- Bassett (2000, Treatise) considered Philhedra to be a monospecific genus.
- The most finely ribbed Paleozoic craniide species that were previously erroneously identified as Philhedra – which is characterized by a smooth shell and hollow spines – are probably assignable to Deliella Halamski, 2004.
- The diagnostic features of Philhedra Koken have remained poorly understood (e.g., Wright, 1972); Huene (1899) included several species that, although lacking spines, have a distinct costellate radial ornament. Bassett (2000) convincingly demonstrated that Philhedra baltica Koken, 1889, which is the type species of this genus, lacks a radial ornament but possesses long hollow spines covering the entire surface of the shell. Thus, Philhedra lonispina (Homer et al., 2013) is the only other species that can be confidently assigned to the genus, whereas all other existing record of Philhedra in the Silurian are doubtful and in need of revision.
Fossils of Ohio (1996):
- a small acrotretid brachiopod that as a circular to subcircular outline and a bi-convex profile.
The upper, brachial valve is conical. The beak is in the center of the valve. Characteristic is the presence
of numerous fine ribs radiating from the apex of the brachial valve. Philhedra is known from the
Treatise on Invertebrate Paleontology, Part H, Vol. 2 (2000):
- Dorsal valve subconical; beak well posterior with steep, concave posterior face; ornament of

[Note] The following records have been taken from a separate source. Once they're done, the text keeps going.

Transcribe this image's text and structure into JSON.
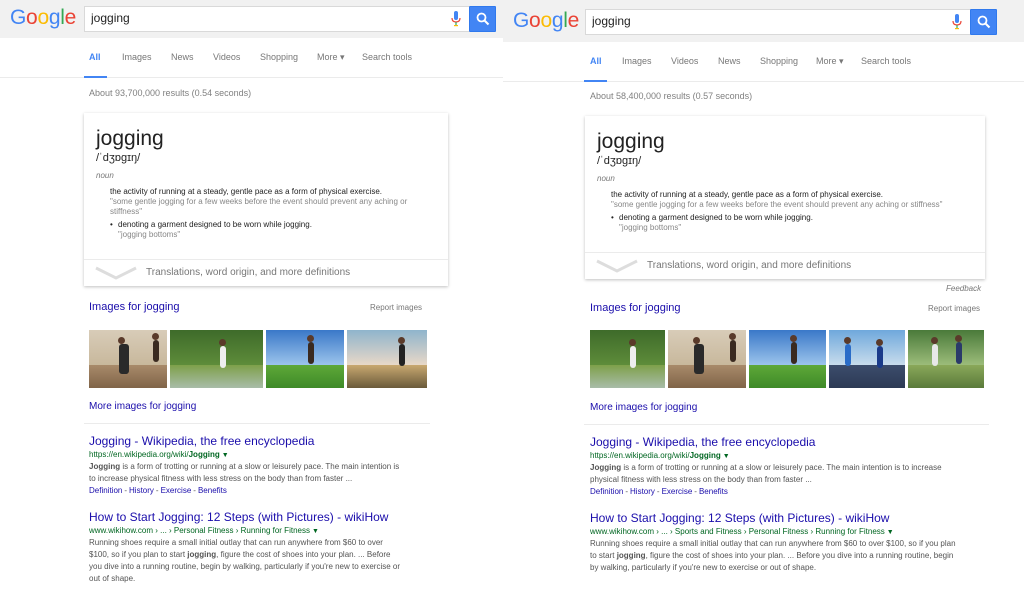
{
  "left": {
    "logo": "Google",
    "search": {
      "value": "jogging",
      "placeholder": ""
    },
    "tabs": [
      {
        "label": "All",
        "active": true
      },
      {
        "label": "Images"
      },
      {
        "label": "News"
      },
      {
        "label": "Videos"
      },
      {
        "label": "Shopping"
      },
      {
        "label": "More ▾"
      },
      {
        "label": "Search tools"
      }
    ],
    "stats": "About 93,700,000 results (0.54 seconds)",
    "dict": {
      "word": "jogging",
      "phonetic": "/ˈdʒɒɡɪŋ/",
      "pos": "noun",
      "def1": "the activity of running at a steady, gentle pace as a form of physical exercise.",
      "ex1a": "\"some gentle jogging for a few weeks before the event should prevent any aching or",
      "ex1b": "stiffness\"",
      "def2": "denoting a garment designed to be worn while jogging.",
      "ex2": "\"jogging bottoms\"",
      "more": "Translations, word origin, and more definitions"
    },
    "images_title": "Images for jogging",
    "report": "Report images",
    "more_images": "More images for jogging",
    "results": [
      {
        "title": "Jogging - Wikipedia, the free encyclopedia",
        "url_prefix": "https://en.wikipedia.org/wiki/",
        "url_bold": "Jogging",
        "snippet_bold": "Jogging",
        "snippet_1": " is a form of trotting or running at a slow or leisurely pace. The main intention is",
        "snippet_2": "to increase physical fitness with less stress on the body than from faster ...",
        "sitelinks": [
          "Definition",
          "History",
          "Exercise",
          "Benefits"
        ]
      },
      {
        "title": "How to Start Jogging: 12 Steps (with Pictures) - wikiHow",
        "url": "www.wikihow.com › ... › Personal Fitness › Running for Fitness",
        "snippet_1": "Running shoes require a small initial outlay that can run anywhere from $60 to over",
        "snippet_2a": "$100, so if you plan to start ",
        "snippet_2b": "jogging",
        "snippet_2c": ", figure the cost of shoes into your plan. ... Before",
        "snippet_3": "you dive into a running routine, begin by walking, particularly if you're new to exercise or",
        "snippet_4": "out of shape."
      }
    ]
  },
  "right": {
    "logo": "Google",
    "search": {
      "value": "jogging",
      "placeholder": ""
    },
    "tabs": [
      {
        "label": "All",
        "active": true
      },
      {
        "label": "Images"
      },
      {
        "label": "Videos"
      },
      {
        "label": "News"
      },
      {
        "label": "Shopping"
      },
      {
        "label": "More ▾"
      },
      {
        "label": "Search tools"
      }
    ],
    "stats": "About 58,400,000 results (0.57 seconds)",
    "dict": {
      "word": "jogging",
      "phonetic": "/ˈdʒɒɡɪŋ/",
      "pos": "noun",
      "def1": "the activity of running at a steady, gentle pace as a form of physical exercise.",
      "ex1": "\"some gentle jogging for a few weeks before the event should prevent any aching or stiffness\"",
      "def2": "denoting a garment designed to be worn while jogging.",
      "ex2": "\"jogging bottoms\"",
      "more": "Translations, word origin, and more definitions"
    },
    "feedback": "Feedback",
    "images_title": "Images for jogging",
    "report": "Report images",
    "more_images": "More images for jogging",
    "results": [
      {
        "title": "Jogging - Wikipedia, the free encyclopedia",
        "url_prefix": "https://en.wikipedia.org/wiki/",
        "url_bold": "Jogging",
        "snippet_bold": "Jogging",
        "snippet_1": " is a form of trotting or running at a slow or leisurely pace. The main intention is to increase",
        "snippet_2": "physical fitness with less stress on the body than from faster ...",
        "sitelinks": [
          "Definition",
          "History",
          "Exercise",
          "Benefits"
        ]
      },
      {
        "title": "How to Start Jogging: 12 Steps (with Pictures) - wikiHow",
        "url": "www.wikihow.com › ... › Sports and Fitness › Personal Fitness › Running for Fitness",
        "snippet_1": "Running shoes require a small initial outlay that can run anywhere from $60 to over $100, so if you plan",
        "snippet_2a": "to start ",
        "snippet_2b": "jogging",
        "snippet_2c": ", figure the cost of shoes into your plan. ... Before you dive into a running routine, begin",
        "snippet_3": "by walking, particularly if you're new to exercise or out of shape."
      }
    ]
  },
  "colors": {
    "link": "#1a0dab",
    "url": "#006621",
    "accent": "#4285f4",
    "snippet": "#545454"
  },
  "icons": [
    "microphone-icon",
    "search-icon",
    "chevron-down-icon"
  ]
}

thick, radially aligned hollow spines, concentric growth laminae; musculature unknown; encrusting;
ventral valve unknown.